# [Instructions to follow]
Identify and pull out each line of the entries in which "name" occurs.

Extracted records:
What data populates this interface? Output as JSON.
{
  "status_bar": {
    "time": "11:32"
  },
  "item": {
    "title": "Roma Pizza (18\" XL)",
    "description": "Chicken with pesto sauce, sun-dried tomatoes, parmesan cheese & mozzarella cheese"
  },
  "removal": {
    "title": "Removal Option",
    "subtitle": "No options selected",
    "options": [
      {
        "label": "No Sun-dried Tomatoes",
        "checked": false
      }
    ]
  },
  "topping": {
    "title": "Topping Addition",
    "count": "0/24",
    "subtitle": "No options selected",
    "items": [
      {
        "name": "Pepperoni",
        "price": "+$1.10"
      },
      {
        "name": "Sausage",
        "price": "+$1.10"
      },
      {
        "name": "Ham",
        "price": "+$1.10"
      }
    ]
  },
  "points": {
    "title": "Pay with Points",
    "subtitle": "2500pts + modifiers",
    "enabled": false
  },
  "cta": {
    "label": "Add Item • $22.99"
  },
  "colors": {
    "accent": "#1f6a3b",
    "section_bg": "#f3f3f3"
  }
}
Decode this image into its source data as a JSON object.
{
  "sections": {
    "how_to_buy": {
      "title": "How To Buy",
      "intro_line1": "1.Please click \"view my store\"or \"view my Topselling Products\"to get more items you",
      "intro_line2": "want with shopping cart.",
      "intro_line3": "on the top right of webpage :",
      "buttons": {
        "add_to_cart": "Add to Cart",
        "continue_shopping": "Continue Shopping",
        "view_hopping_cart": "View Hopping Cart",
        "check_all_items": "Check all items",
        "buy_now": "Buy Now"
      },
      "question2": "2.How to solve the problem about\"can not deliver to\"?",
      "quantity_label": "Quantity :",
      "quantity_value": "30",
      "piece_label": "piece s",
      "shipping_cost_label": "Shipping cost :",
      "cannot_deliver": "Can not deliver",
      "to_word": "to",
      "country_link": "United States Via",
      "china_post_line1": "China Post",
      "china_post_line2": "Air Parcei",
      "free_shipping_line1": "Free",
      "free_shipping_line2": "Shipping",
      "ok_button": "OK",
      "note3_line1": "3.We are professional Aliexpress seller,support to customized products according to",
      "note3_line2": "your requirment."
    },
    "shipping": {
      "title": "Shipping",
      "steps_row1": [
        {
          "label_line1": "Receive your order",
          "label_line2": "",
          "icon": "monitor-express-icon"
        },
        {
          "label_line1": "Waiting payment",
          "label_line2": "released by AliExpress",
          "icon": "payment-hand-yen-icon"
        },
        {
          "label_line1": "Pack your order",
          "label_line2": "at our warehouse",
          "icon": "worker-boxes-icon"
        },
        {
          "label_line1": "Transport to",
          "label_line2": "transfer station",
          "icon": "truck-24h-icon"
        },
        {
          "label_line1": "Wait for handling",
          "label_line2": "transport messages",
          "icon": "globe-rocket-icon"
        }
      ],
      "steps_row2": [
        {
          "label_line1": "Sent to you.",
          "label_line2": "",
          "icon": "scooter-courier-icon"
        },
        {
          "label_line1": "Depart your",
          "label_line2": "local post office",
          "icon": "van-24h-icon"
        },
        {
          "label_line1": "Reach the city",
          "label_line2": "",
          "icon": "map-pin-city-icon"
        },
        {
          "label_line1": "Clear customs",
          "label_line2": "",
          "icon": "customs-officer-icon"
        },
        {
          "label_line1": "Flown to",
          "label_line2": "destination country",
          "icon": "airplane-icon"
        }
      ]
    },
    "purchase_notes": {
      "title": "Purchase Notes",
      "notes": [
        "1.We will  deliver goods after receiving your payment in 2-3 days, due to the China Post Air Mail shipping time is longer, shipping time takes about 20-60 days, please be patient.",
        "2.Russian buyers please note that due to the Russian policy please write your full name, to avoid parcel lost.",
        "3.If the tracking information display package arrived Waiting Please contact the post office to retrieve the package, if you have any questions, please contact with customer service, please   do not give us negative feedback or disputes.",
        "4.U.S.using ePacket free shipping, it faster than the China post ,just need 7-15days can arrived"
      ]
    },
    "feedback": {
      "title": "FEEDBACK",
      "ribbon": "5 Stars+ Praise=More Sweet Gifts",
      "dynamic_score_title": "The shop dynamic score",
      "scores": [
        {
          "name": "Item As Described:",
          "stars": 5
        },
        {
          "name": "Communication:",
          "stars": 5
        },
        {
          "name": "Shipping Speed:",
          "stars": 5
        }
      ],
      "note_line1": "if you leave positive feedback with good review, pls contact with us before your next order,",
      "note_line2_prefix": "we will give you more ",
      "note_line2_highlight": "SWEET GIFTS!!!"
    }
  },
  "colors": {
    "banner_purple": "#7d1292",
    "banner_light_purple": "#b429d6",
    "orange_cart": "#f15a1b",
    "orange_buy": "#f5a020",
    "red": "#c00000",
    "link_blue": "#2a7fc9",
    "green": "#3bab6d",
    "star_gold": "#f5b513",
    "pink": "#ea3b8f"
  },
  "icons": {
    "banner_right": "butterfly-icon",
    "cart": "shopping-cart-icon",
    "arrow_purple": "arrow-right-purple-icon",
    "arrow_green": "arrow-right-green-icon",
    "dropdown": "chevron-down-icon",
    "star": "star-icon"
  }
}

# [Written reply]
        "name": "Pepperoni",
        "name": "Sausage",
        "name": "Ham",
        "2.Russian buyers please note that due to the Russian policy please write your full name, to avoid parcel lost.",
          "name": "Item As Described:",
          "name": "Communication:",
          "name": "Shipping Speed:",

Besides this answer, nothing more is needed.